A team of Australian scientists has found the closest potentially habitable planet orbiting a star just 14 light years away.
At 130 trillion kilometres it might sound impossibly distant, but Wolf 1061 in the constellation Ophiucus is the 35th closest star to Earth. And 14 light years is just peanuts when it comes to space.
The University of NSW team, led by Duncan Wright, said three planets are orbiting Wolf 1061, a red dwarf “M-type” star.
All three are thought to be rocky like the Earth or Venus, rather than gaseous like Neptune, due to their estimated mass and radius.
“It is a particularly exciting find because all three planets are of low enough mass to be potentially rocky and have a solid surface. The middle planet, Wolf 1061c, sits within the ‘Goldilocks’ zone where it might be possible for liquid water – and maybe even life – to exist,” Dr Wright said.
Of the three planets, one is too close to the star and hence too hot for life, and the other is too far out, and hence too cold. The middle planet could be just right.

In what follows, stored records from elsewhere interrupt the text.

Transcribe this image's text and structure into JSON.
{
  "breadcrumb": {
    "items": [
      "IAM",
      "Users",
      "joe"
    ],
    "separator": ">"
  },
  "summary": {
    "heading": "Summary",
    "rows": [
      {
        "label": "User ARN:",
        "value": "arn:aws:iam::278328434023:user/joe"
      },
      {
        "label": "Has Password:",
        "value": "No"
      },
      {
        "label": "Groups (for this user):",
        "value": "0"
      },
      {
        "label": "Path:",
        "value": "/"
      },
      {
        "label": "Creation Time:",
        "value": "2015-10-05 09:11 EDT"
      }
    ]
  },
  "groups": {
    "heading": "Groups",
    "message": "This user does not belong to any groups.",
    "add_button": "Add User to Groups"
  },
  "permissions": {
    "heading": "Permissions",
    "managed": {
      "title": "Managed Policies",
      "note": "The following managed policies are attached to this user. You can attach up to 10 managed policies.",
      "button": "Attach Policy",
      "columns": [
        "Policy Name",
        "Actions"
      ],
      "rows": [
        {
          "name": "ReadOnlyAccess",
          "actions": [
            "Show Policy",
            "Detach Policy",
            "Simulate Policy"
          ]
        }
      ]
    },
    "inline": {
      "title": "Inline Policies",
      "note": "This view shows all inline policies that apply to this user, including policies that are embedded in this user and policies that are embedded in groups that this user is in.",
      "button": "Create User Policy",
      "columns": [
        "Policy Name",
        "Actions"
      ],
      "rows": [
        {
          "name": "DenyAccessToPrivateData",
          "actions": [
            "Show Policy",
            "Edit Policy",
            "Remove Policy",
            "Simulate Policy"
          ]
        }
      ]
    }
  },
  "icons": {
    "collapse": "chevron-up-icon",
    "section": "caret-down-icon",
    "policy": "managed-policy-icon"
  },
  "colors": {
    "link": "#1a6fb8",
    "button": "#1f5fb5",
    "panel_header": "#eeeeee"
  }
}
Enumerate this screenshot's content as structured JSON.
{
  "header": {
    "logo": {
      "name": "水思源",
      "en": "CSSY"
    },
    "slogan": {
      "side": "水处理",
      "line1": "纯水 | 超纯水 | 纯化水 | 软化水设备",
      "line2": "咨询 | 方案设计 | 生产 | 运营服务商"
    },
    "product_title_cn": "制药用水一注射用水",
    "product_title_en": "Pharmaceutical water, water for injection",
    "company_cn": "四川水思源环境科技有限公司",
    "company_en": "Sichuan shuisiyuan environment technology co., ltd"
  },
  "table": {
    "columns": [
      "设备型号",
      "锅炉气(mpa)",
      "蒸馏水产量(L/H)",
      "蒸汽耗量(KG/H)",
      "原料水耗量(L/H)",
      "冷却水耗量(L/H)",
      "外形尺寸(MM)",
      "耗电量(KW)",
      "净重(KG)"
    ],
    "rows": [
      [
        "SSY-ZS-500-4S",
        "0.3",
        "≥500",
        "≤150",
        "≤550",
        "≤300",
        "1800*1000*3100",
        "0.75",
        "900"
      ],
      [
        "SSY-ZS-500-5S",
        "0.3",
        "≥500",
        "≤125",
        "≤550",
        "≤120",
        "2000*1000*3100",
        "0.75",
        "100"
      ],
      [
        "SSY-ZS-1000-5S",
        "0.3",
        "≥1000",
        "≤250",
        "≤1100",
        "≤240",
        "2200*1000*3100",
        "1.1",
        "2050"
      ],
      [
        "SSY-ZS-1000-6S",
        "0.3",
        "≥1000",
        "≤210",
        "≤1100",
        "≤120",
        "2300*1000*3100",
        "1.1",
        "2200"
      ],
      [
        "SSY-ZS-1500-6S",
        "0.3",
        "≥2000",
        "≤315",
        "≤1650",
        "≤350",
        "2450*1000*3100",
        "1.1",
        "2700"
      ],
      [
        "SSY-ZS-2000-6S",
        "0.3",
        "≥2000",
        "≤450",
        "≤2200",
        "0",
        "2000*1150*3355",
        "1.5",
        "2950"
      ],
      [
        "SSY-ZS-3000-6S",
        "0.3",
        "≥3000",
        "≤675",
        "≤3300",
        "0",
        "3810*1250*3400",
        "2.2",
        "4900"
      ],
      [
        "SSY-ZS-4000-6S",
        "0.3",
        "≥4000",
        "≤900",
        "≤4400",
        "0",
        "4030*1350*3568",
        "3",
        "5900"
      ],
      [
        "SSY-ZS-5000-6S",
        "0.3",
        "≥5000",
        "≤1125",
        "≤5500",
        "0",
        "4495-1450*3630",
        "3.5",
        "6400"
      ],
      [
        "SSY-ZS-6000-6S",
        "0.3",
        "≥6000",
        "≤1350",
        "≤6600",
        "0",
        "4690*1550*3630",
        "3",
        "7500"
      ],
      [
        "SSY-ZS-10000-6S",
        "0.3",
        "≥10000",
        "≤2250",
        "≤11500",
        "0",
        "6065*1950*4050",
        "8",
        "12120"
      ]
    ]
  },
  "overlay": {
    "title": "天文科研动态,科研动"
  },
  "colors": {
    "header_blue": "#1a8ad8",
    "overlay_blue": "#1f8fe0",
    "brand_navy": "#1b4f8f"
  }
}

That planet, Wolf 1061c, orbits the star every 18 days at a distance about 10 per cent of Earth’s orbit of the sun. However, the red dwarf star is substantially cooler than the sun, about 3300 Kelvin compared with the sun’s surface temperature of about 5800 Kelvin.
“Given how close the planet is to the star it is likely to be ‘tidally locked’,” Dr Wright told Fairfax Media. This means that one hemisphere of the planet will always face towards the star, much like one side of the moon always faces Earth.
“This changes the circumstances on the surface of the planet substantially. You have one very hot side and one very cool side.”
However, Dr Wright said that atmospheric modelling shows that heat can circulate around such a planet, albeit producing very high winds across the permanent twilight zone between the two sides.
The three newly detected planets orbit the small, relatively cool and stable star about every five, 18 and 67 days. Their masses are at minimum 1.4, 4.3 and 5.2 times that of Earth, respectively.
Dr Wright’s team used the “doppler wobble method” to detect the planets. As smaller objects (planets) orbit a larger object (the star) it causes the central mass to “wobble”, or rotate around the centre of their combined masses. These small movements create a doppler shift in the light reaching Earth depending on whether the star is moving towards or away from us. This is similar to how we can tell whether an ambulance is moving towards us or away depending on the pitch of its siren: the doppler effect.
By measuring the nature of this wobble from the star’s light, scientists are able to get a very accurate picture of what is causing this movement. They are able to tell the number of objects, their distance from the star, as well as their estimated mass and orbital period.
“With our current measurements we are able to get precision of the motion of the star down to a ‘walking speed’,” Dr Wright said. “The motion of the star is detected at about a one metre per second precision.”
Dr Wright and his team used observations of Wolf 1061 collected by the HARPS spectrograph at the European Southern Observatory’s 3.6 metre telescope in La Silla, Chile.
The next step will be for telescopes to look at Wolf 1061 and search for “transits” of the planets in front of the star. The small dip in light caused by the planets passing in front of the star will allow scientists to find out more about this planetary system.
“The close proximity of the planets around Wolf 1061 means there is a good chance these planets may pass across the face of the star. If they do, then it may be possible to study the atmospheres of these planets in future to see whether they would be conducive to life,” said team member Rob Wittenmyer.
Dr Wright is keen for this discovery to have some galactic perspective.
“There is somewhere in the vicinity of 100 billion stars in our galaxy,” he said. “We know that half of those stars are red dwarf stars, like Wolf 1061. From observations made by the Kepler space telescope, we also know that half of those stars are expected to have multiple rocky planets orbiting them.
“So if you consider our find in that context we are talking about billions and billions of rocky planets in our galaxy alone. And of course we know of more than 100 billion galaxies in the universe.”
That’s a lot of planets to explore.